GEOFF BENNETT: Well, on that point, I mean, if you think about what happened in the 2020 election, in the 2018 midterms, in the 2022 midterms, independent suburban voters who are inclined to vote for Republicans don't like Donald Trump.
That was clear at the ballot box.
Republicans paid a price for that.
Looking ahead, I mean, at what point do Republicans break from the tried-and-true deep-red base, the demands and the desires of that base to attract a wider base of support?
DOUG HEYE: Well, the challenge is, it's not up to the Republican Party, however you define that.
When I worked at the RNC in 2010, we had a great cycle that year, but we also knew you don't really win or lose races in Washington.
You win and lose them in congressional districts and in states.
And the problem Republicans have is, just look at some of the candidates they have nominated, not just in 2022, but we can go back to 2010, 2012, 2014, a lot of these elections where very winnable races were essentially thrown away because Republicans nominated the wrong candidate.
And that's really difficult, whether you're the NRCC, the NRSC, or the RNC.
The RNC doesn't get involved in primaries, as a rule.
NRCC and NRSC is -- they're starting to flex their muscles a little bit more than we have seen in the past, because they know that mistake.
And this ultimately is what Mitch McConnell has warned the party.
We need quality candidates.
If we don't have that, Trump or no Trump, Republicans are going to have the same problems they have had and disappointing elections as we did in 2022.
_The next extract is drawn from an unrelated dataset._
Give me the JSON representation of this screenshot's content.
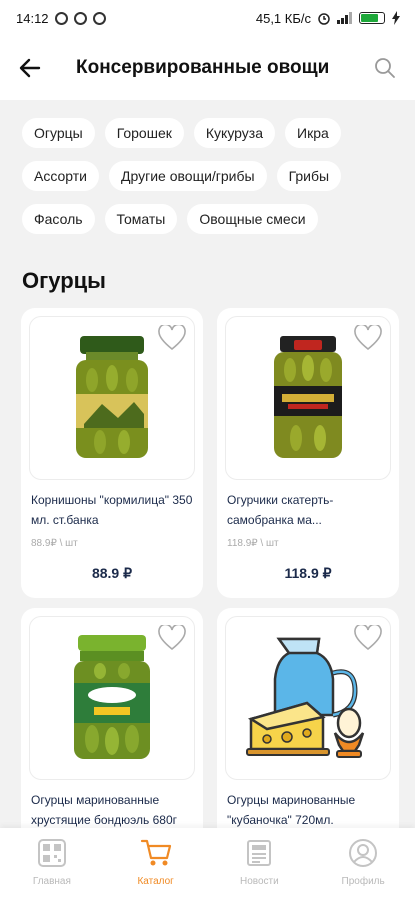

GEOFF BENNETT: Doug Heye, thanks for coming in.
DOUG HEYE: Thank you.
GEOFF BENNETT: Appreciate your insights.